**EXERCISE**
Extract every line below that contains the word "subtitle".

(Interface dataset entries)
☆ ☆ ☆ ☆ ☆ ☆ ☆

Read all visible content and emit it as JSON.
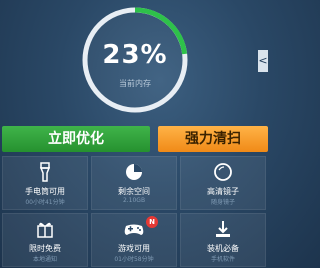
{
  "memory": {
    "percent_text": "23%",
    "percent": 0.23,
    "caption": "当前内存"
  },
  "side_tab": {
    "glyph": "<"
  },
  "actions": {
    "optimize_label": "立即优化",
    "force_clean_label": "强力清扫"
  },
  "tiles": [
    {
      "title": "手电筒可用",
      "subtitle": "00小时41分钟",
      "icon": "flashlight-icon"
    },
    {
      "title": "剩余空间",
      "subtitle": "2.10GB",
      "icon": "storage-pie-icon"
    },
    {
      "title": "高清镜子",
      "subtitle": "随身镜子",
      "icon": "mirror-icon"
    },
    {
      "title": "限时免费",
      "subtitle": "本地通知",
      "icon": "gift-icon"
    },
    {
      "title": "游戏可用",
      "subtitle": "01小时58分钟",
      "icon": "gamepad-icon",
      "badge": "N"
    },
    {
      "title": "装机必备",
      "subtitle": "手机软件",
      "icon": "download-icon"
    }
  ],
  "colors": {
    "ring_used": "#2ec14a",
    "ring_track": "#e8eef4",
    "optimize": "#2f9e3a",
    "force_clean": "#f5a02a"
  }
}
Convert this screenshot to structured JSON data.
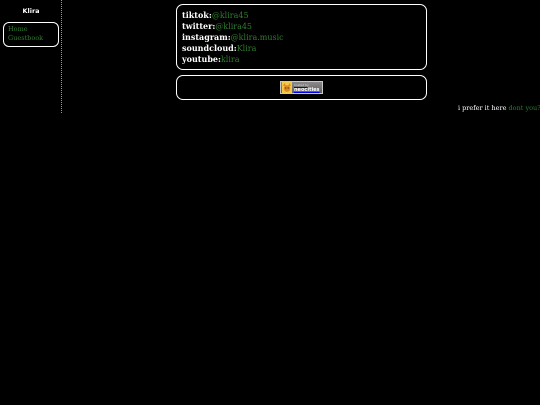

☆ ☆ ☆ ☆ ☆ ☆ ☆

**ANSWER TO THIS PROBLEM**
      "subtitle": "00小时41分钟",
      "subtitle": "2.10GB",
      "subtitle": "随身镜子",
      "subtitle": "本地通知",
      "subtitle": "01小时58分钟",
      "subtitle": "手机软件",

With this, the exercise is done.